Sibelius wrote this symphony – one of the greatest of the late 19th century – partly to stir national pride in his countrymen, who were chafing under restrictions from Russian Tsar Nicholas II. (Russia treated Finland as a Grand Duchy until World War I.) The music requires a guide willing to take us up Sibelius’ mountains and down into adjacent valleys, but Chang scarcely stopped to consider the full range of emotions.
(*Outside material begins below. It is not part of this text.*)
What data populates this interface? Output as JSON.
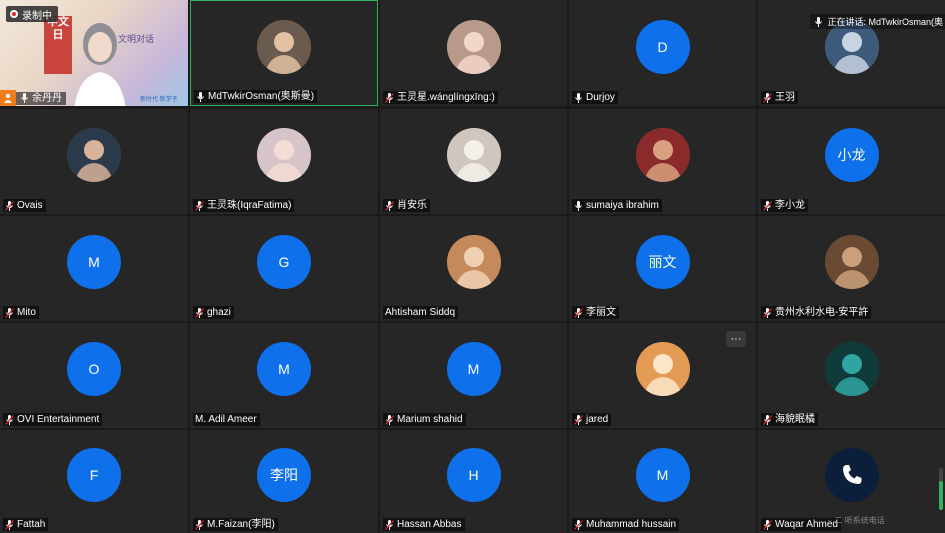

She conducted entirely in extremes, leading fast sections at breakneck pace and drawing out slower ones for artificial contrast. She provided robustness without reflection, energy without mystery, giddiness without grandeur – something I can’t imagine from her in the days before she traded her bow for a baton.